These days, it’s not enough to promote new books the traditional way — in print — or even to put up an author website. You’ve gotta have a “trailer.” Few of these online mini-movies are as droll as Burlington cartoonist James Kochalka’s promo for his new picture book Squirrelly Gray, published by Random House on August 28. Aimed at the 2-to-7 set, it tells the story of the eponymous rodent, who “lives in a world without color,” according the website copy. “His TV is the only fun he has. (And it’s really not much fun.)”
The trailer features animated images from the book, drawn in the “American Elf” cartoonist’s trademark naïf style, while Kochalka’s voice intones couplets reminiscent of Dr. Seuss: “Once upon a time, for Squirrelly Gray who’d lost his teeth, / The world was dull and bland, / Until the Tooth Fairy got stuck, / And Squirrelly lent a hand.” In the background, a piano plays a march-like piece that Kochalka says is from Carrot Boy the Beautiful, a rock-opera album he released with his band James Kochalka Superstar. Besides narrating the trailer, Kochalka plays the parts of Squirrelly, the Tooth Fairy who gifts him with a “magic acorn,” and the wily fox who offers to help him crack it, crooning, “my succulent young fellow.”
http://www.spxpo.com/ignatz.shtml">Ignatz-Award-winning cartoonist has written “a couple graphic novels for kids,” he says, in a phone interview punctuated by background chatter from his 4-year-old son, Eli. Squirrelly Gray is different, “sort of a hybrid between verse and comics,” he explains. It’s also his first book from a big publisher. At ComicCon, the mammoth cartoonists’ convention held in San Diego, a Random House editor came up to Kochalka and told him he liked his comics, he says. Soon they were discussing his plans for a picture book.

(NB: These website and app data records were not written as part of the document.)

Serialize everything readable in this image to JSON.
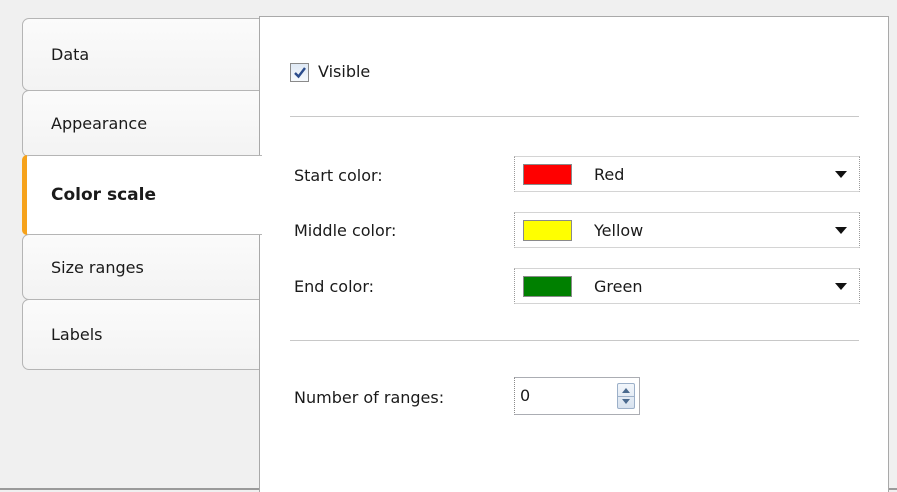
{
  "tabs": [
    {
      "label": "Data"
    },
    {
      "label": "Appearance"
    },
    {
      "label": "Color scale",
      "active": true
    },
    {
      "label": "Size ranges"
    },
    {
      "label": "Labels"
    }
  ],
  "visible": {
    "label": "Visible",
    "checked": true
  },
  "colors": {
    "start": {
      "label": "Start color:",
      "value": "Red",
      "hex": "#ff0000"
    },
    "middle": {
      "label": "Middle color:",
      "value": "Yellow",
      "hex": "#ffff00"
    },
    "end": {
      "label": "End color:",
      "value": "Green",
      "hex": "#008000"
    }
  },
  "ranges": {
    "label": "Number of ranges:",
    "value": "0"
  },
  "theme": {
    "active_tab_accent": "#f6a21a"
  }
}
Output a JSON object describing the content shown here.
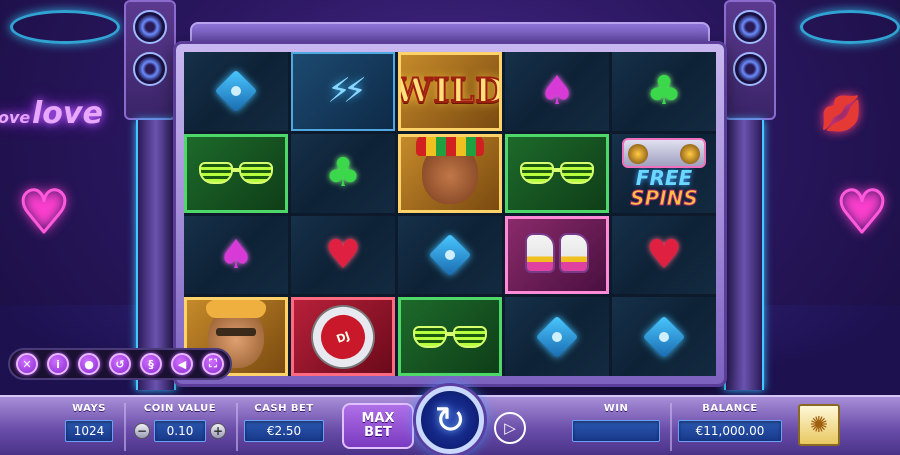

Kochalka uses Eli as a “test audience” for his comics, he reveals: “I’ll write a chapter and then read it to him as a bedtime story.” But he hopes older readers will like Squirrelly, whether they’re parents, fans of his other work, or both. “If your children’s book doesn’t appeal to adults, then you’ve really failed,” he says.
Kochalka is busy writing a Squirrelly Gray song for his appearance at the Burlington Book Fest next week. Meanwhile, his Random House bio suggests that, despite being a dad, he’s not ready to give up his rebel rocker status just yet. Its last line: “His music drives parents crazy!”